Today's post is by LaVon Koerner, Chief Revenue Officer of Revenue Storm, which he cofounded in 2000 to offer companies worldwide a suite of comprehensive, proven tools and techniques for profitable revenue growth. Download Revenue Storm’s latest white paper, “How a Successful Coaching Strategy Increases Revenue.”
The way we conduct business today is different from how we conducted business in the past. We communicate differently, discover information differently, and share information differently. So while buyers are buying differently, are you selling differently?
If your sales organization is functioning as it did a few years ago, chances are you’re having problems hitting your revenue-growth goals, and when you reach the point at which there are not enough customers to be found, they will have to be made. That necessitates a change in your organization’s approach to market. Sales leaders need to stop depending on salespeople to just sell better and lead them to sell differently. To appreciate what it means to sell differently, compare these two very different approaches to selling:
● Demand Capture – Finding and fulfilling a preexisting and known need with a product or service in order to solve a known pain. This is the traditional approach to selling used by most organizations for the past 30-plus years.
● Demand Creation – Creating within an individual and/or organization a burning, “must have” need for a product or service in which there was previously little to no interest in order to fulfill a newly conceived vision of some coveted gain.
We know that the way information is shared has evolved. Ninety-three percent of B2B buyers use an Internet search to begin the buying process. The sales professional is no longer the conduit of basic data. Sales organizations and salespeople who don’t get this are becoming obsolete. The advancement of the Information Age is forcing the redefinition of the sales professional’s role in B2B selling.
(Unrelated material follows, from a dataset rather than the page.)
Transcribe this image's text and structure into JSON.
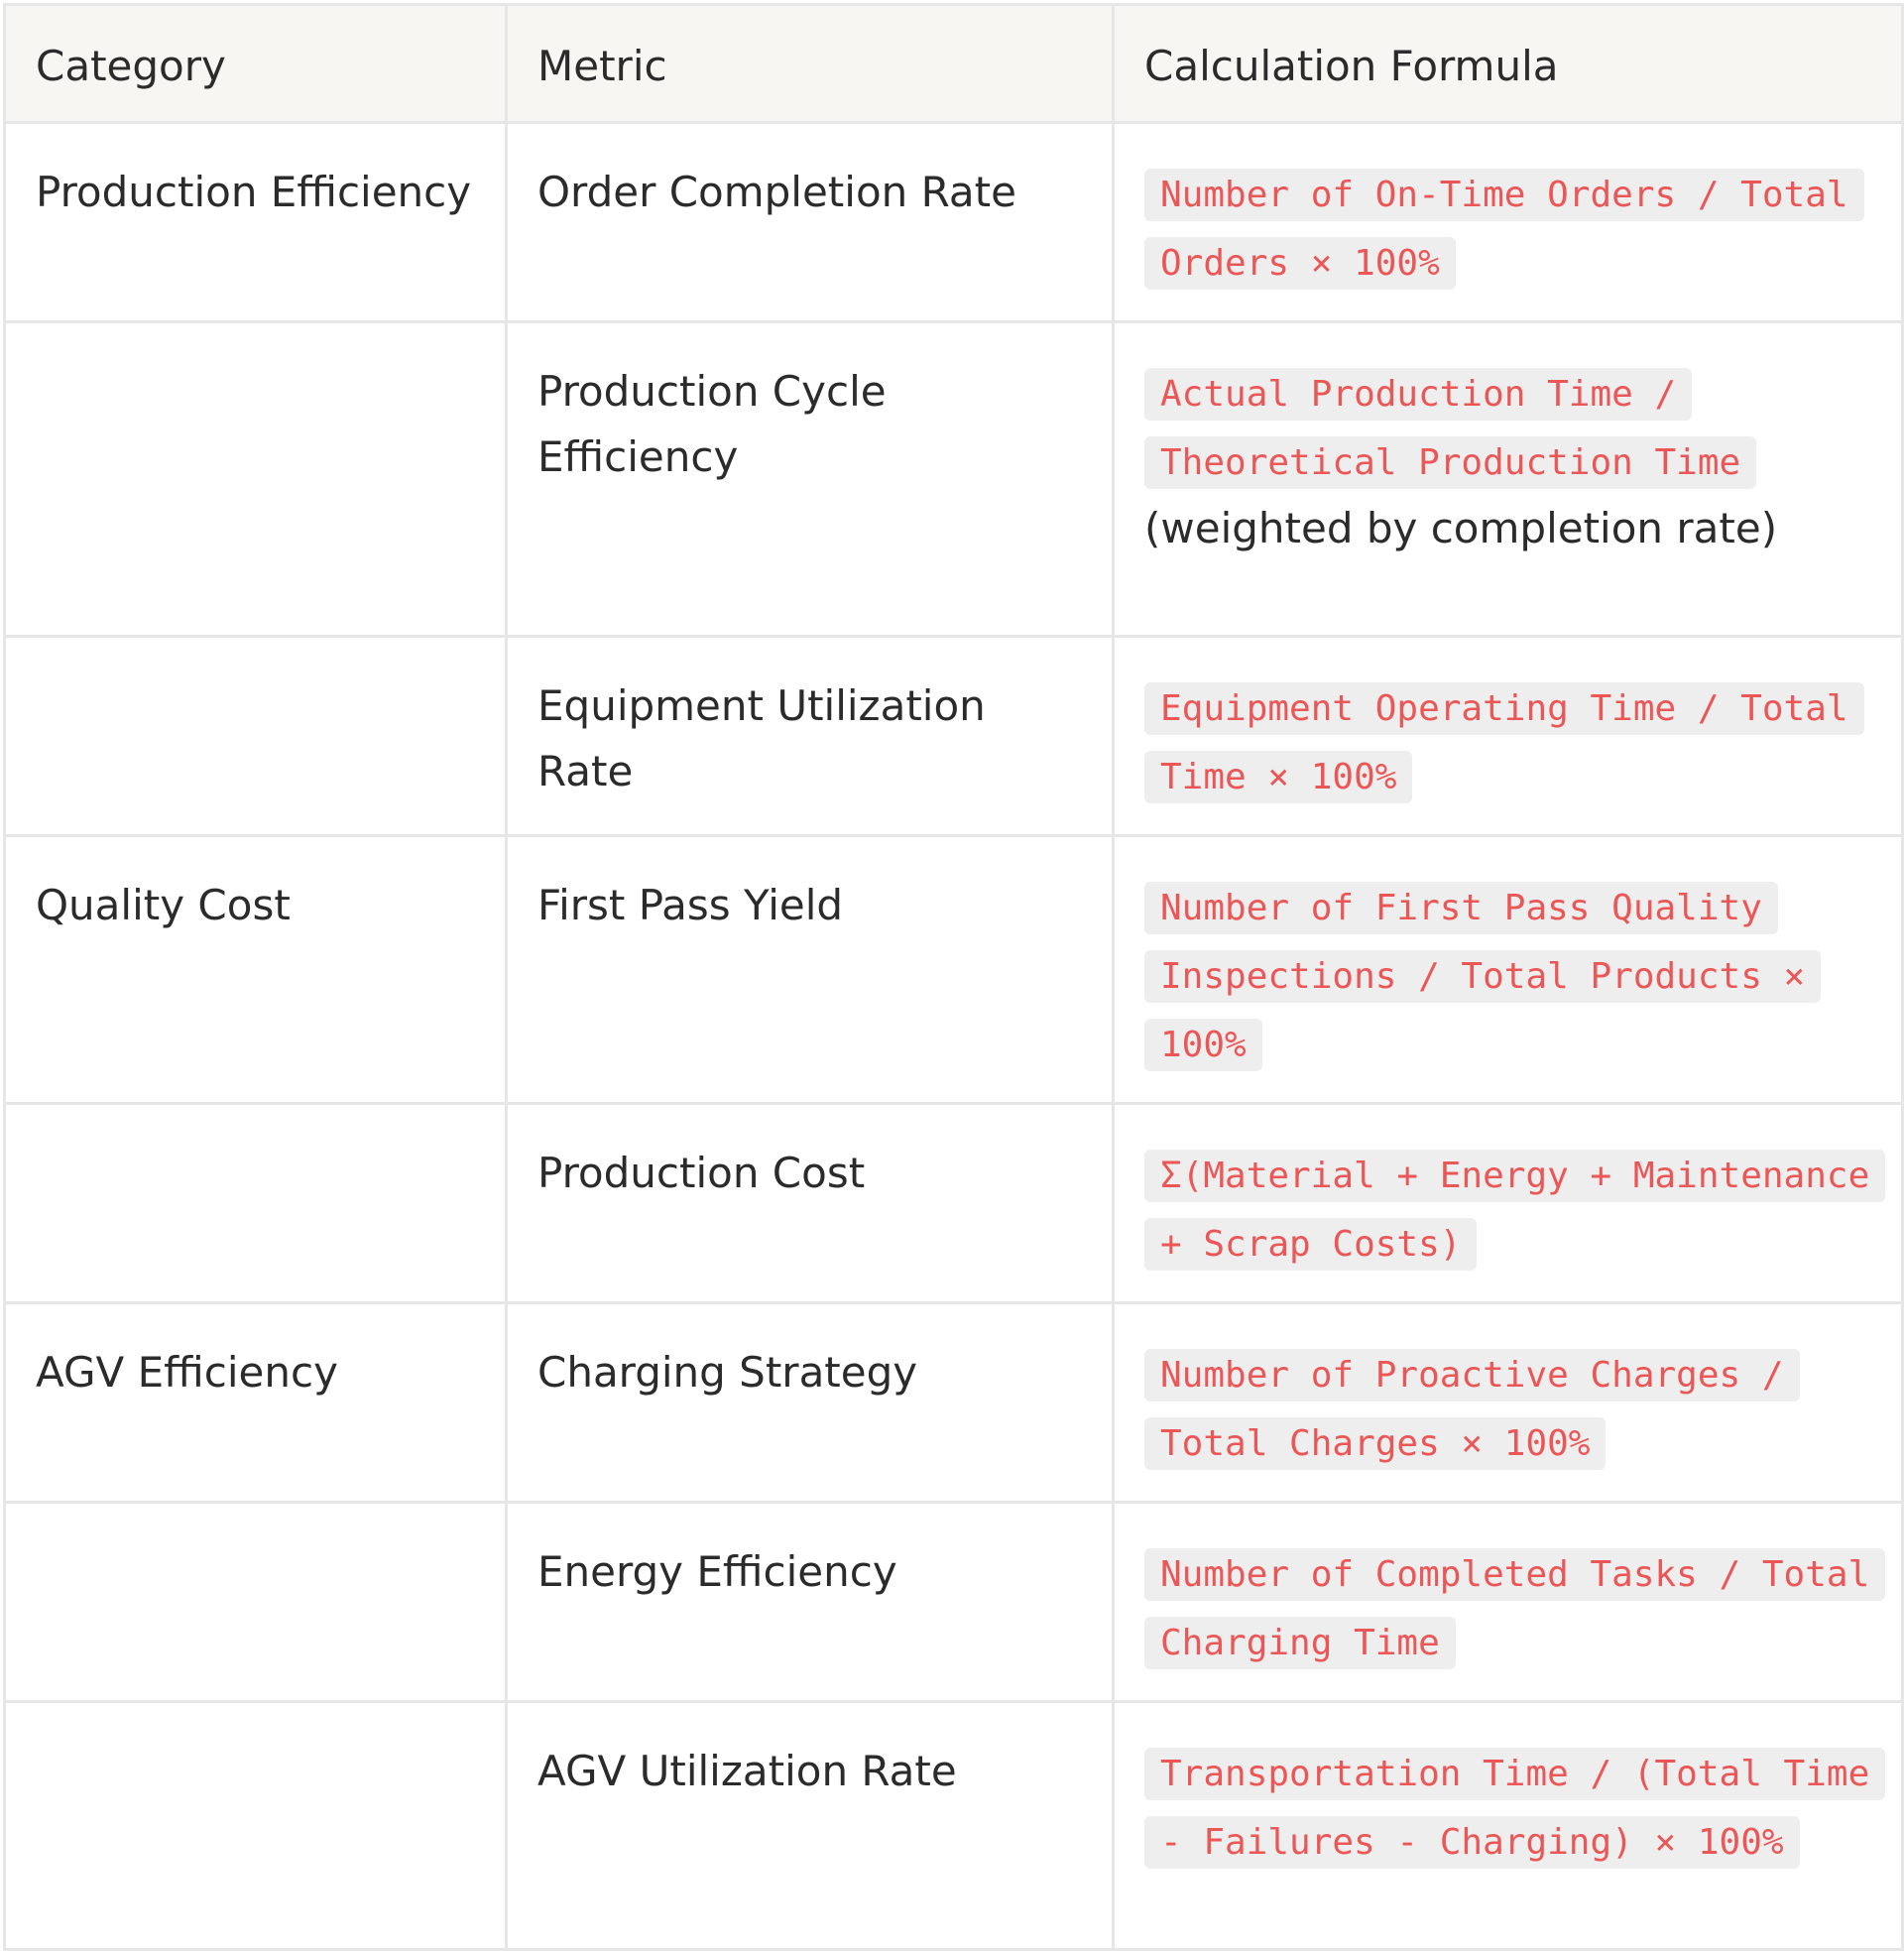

This transformation changes the organization’s dependence on buyer-initiated buying processes to seller-initiated sales campaigns. That means that selling is no longer just a function of uncovering and/or responding to preexisting demand but is about creating demand where none existed before. The nature of this demand is typically not product-centric but business-centric. This requires educating the customer about a business gain that might not have been on his or her radar.
The days of reactive, order-taking salespeople are numbered. The demand-capturing salesperson’s role as simply an information provider has been downgraded. When combined with the growth of e-commerce and the resulting de-emphasis on the service provider as an order taker and processor, it leaves one wondering, “What is their role? How can their role even be justified?”
The answer is to shift focus toward the human end of the spectrum. The Internet provides product and pricing access and ease. What it doesn’t provide is innovative judgment and the ability to alert a customer to unknown areas of gain. The sales professional of the future will need to excel in this area – working with the prospect, sifting through and distilling data to help achieve a solution for advancing his or her company in new and creative ways. This is the heart of demand creation. You can either change now because you want to, or you can change later when you have to.
Selling is changing. Are you ready?